Items from an interface collection:
= = = =
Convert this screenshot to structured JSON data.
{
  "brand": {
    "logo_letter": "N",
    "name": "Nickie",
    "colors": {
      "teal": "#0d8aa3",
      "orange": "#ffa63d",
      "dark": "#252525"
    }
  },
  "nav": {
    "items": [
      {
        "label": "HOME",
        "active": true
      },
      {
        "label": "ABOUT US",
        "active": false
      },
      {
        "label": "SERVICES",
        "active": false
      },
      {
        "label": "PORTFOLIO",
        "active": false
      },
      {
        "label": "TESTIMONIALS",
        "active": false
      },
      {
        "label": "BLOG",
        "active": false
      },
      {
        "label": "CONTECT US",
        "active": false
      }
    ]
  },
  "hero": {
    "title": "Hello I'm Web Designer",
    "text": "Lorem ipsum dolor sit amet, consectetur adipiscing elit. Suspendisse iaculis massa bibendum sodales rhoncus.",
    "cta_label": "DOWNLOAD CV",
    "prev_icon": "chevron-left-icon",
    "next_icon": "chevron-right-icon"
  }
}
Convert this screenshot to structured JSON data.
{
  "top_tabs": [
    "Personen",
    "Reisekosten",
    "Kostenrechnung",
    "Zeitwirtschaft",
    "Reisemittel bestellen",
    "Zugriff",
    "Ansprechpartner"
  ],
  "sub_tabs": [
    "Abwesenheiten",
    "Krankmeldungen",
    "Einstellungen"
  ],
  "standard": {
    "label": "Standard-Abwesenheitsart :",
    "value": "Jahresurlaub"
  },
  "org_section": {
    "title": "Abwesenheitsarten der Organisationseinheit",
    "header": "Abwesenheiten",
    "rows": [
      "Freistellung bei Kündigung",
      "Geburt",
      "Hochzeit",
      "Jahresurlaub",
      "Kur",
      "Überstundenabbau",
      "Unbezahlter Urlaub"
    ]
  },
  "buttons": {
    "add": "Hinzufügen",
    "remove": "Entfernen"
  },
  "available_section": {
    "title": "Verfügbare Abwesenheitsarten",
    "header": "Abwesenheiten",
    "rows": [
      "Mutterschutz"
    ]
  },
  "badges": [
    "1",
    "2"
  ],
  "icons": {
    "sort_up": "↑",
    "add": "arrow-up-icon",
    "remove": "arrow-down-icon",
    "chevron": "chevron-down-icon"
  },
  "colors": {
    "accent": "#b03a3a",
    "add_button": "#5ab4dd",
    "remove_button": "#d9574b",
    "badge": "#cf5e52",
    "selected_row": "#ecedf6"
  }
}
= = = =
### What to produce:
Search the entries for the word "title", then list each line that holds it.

### Answer to the problem:
    "title": "Hello I'm Web Designer",
    "title": "Abwesenheitsarten der Organisationseinheit",
    "title": "Verfügbare Abwesenheitsarten",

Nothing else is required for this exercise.